Lake Davis: Good for trollers and worth the try for the shore-bound caster. Trollers are hauling a variety of lures to nail rainbows to 18 inches. No boat? Concentrate your shore fishing around Fairview or at Mallard. Soaking a crawler or Power Bait should get you bites. Nearby Frenchman Lake is at only 40 percent capacity, but trollers are nailing rainbows by working the water around Crystal Point from the ramp to the dam and around Lunker Point. Work the 30-foot range of water with your lure of crawler down no more than 15 feet.
Loon Lake: It’s a long haul to get to this lake at the edge of Desolation, but if you go now, you can get into the feeding frenzy that has kicked into high gear. Limits are common. Further down the hill, the bite is slow at Union Valley Reservoir.
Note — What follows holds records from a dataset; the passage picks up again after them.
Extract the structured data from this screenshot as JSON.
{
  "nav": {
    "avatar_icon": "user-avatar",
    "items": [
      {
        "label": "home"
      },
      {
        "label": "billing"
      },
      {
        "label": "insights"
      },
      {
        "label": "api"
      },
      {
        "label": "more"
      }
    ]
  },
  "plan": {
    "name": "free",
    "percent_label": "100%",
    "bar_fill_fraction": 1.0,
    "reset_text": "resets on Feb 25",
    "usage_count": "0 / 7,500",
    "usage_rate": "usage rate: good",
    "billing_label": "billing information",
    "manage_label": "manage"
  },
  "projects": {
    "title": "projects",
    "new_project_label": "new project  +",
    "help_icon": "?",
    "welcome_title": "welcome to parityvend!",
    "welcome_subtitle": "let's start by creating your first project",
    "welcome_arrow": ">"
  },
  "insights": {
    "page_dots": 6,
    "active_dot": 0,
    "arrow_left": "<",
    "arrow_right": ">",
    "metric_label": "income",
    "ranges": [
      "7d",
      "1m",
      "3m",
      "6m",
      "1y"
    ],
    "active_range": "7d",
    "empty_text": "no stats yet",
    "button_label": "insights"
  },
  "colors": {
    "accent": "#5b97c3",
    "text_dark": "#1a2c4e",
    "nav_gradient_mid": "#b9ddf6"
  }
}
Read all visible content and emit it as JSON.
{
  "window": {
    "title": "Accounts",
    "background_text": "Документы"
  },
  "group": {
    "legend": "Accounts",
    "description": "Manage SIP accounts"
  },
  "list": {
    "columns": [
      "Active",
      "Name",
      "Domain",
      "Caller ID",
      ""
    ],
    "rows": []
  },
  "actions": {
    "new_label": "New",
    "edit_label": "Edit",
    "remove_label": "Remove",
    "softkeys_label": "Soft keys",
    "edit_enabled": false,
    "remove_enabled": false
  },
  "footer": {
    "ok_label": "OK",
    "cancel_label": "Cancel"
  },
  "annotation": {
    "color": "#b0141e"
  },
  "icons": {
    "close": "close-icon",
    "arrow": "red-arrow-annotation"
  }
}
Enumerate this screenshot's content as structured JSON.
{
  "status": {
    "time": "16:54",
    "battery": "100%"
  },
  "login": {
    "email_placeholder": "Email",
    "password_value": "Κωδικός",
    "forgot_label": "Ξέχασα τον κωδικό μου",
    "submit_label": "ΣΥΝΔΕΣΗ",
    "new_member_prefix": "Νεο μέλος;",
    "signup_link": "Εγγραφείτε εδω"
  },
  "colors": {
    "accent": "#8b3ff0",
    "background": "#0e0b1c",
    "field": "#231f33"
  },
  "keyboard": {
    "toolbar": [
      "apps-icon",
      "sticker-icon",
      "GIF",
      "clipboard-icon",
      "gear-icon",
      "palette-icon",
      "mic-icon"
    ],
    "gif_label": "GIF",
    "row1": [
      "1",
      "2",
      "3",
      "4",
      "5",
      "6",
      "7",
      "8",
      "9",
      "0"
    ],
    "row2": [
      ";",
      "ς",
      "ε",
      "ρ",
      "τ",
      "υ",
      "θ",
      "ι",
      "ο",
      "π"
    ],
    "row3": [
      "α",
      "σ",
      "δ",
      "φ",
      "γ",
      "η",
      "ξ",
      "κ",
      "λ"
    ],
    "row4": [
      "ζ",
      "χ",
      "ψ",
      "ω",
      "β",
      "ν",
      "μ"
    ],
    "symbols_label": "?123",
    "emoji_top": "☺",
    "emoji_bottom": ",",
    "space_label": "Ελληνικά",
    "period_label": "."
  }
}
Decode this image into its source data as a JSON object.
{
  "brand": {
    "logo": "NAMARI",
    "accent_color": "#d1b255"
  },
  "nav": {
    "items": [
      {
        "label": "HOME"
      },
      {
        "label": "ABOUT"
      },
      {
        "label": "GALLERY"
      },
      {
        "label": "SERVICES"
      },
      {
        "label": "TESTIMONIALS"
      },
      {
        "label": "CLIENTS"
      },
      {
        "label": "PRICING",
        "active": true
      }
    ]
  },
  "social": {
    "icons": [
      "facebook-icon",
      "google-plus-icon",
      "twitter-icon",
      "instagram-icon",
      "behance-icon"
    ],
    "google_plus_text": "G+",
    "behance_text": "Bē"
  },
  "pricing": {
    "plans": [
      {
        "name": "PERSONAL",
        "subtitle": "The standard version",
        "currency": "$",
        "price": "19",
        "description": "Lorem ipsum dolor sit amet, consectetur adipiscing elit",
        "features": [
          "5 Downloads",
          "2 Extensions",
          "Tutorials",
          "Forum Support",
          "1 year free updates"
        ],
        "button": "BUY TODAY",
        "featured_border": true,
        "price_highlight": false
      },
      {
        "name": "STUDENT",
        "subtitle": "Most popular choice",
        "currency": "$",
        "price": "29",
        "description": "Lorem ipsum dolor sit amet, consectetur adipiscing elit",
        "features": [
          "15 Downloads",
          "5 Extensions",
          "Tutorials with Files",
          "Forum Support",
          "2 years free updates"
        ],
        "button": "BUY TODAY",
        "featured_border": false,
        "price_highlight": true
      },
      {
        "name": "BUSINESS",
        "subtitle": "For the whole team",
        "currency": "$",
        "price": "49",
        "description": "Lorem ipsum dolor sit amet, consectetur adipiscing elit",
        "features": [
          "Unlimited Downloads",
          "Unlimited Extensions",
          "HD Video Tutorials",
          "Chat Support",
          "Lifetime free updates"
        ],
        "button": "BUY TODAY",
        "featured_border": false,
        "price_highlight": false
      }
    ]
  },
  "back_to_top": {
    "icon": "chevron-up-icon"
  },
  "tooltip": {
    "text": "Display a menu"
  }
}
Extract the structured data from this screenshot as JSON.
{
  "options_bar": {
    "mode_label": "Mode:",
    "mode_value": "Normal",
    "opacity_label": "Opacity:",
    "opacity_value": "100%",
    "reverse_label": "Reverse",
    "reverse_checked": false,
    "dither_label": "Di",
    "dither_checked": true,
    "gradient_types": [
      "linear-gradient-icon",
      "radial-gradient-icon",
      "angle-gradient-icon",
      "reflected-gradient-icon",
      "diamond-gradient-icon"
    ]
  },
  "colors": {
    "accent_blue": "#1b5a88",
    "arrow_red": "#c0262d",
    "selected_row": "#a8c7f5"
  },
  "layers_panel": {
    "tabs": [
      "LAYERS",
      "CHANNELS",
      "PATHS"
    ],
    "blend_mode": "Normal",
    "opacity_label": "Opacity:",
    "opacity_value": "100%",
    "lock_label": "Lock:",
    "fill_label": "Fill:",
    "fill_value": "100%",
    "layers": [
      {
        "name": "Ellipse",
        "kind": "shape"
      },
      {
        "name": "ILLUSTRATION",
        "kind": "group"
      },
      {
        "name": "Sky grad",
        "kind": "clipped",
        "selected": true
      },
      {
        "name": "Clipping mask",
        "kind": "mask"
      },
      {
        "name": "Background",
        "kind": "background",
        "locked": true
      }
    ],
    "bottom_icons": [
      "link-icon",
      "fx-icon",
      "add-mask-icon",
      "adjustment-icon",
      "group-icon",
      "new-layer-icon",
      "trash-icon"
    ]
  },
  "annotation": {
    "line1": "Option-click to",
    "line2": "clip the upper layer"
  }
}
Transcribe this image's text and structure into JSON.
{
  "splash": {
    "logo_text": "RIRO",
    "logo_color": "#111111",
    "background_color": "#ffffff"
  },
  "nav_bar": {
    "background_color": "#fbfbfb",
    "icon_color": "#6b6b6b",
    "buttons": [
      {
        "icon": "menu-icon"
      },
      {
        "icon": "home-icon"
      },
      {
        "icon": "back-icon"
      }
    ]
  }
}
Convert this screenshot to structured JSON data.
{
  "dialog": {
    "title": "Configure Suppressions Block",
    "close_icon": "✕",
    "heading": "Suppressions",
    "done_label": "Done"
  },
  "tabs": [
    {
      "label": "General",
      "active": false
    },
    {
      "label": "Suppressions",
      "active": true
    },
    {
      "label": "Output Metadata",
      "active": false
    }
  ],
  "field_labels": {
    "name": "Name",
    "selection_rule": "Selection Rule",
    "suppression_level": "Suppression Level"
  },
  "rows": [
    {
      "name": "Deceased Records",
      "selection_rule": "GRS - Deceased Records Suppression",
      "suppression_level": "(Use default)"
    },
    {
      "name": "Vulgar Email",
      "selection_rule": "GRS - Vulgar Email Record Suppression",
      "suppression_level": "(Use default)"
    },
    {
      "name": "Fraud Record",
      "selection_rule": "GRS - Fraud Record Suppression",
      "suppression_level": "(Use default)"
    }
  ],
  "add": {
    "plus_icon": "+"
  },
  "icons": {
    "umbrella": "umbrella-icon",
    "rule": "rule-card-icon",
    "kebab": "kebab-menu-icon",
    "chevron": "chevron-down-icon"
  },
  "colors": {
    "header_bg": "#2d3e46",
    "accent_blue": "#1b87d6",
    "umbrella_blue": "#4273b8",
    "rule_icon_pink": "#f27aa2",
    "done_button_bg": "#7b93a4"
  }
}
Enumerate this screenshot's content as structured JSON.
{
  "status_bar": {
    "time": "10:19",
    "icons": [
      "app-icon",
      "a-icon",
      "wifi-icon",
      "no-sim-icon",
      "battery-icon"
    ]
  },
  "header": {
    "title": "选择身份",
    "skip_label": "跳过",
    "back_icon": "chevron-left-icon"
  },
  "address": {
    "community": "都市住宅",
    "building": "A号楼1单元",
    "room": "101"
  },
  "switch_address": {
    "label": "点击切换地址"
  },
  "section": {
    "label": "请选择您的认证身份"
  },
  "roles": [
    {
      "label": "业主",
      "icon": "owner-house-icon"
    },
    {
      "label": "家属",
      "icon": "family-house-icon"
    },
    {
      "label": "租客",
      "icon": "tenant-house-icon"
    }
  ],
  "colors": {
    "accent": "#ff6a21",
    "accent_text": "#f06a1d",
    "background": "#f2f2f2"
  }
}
You can put in time and find a mackinaw or two here and there, though. Ice House Reservoir, because of a plant, has been producing for shore casters and trollers.
Clear Lake: The major problem here is the lake gets a tremendous amount of algae growth in the warmer months because of its shallow depths. The good news is the lake is clearing. The bite is perking up for those tossing all kinds of hardware that include deep-diving cranks, ripbaits, chatterbaits and rattlebaits. It’s best at the northern end of the lake.
Camp Far West: Bass to 4 pounds have been nailed, chomping on plastic offerings. Head up into the Rock Creek arm. Put on the coat and light the lantern. Night catfishing is good. South shore gate is locked down for the season, and the North Shore now opens at 7 a.m.
Lake Pardee: Sunday, Oct. 31, is the final day of fishing until the lake reopens in February 2011. The opening date hasn’t been announced.
George deVilbiss can be reached at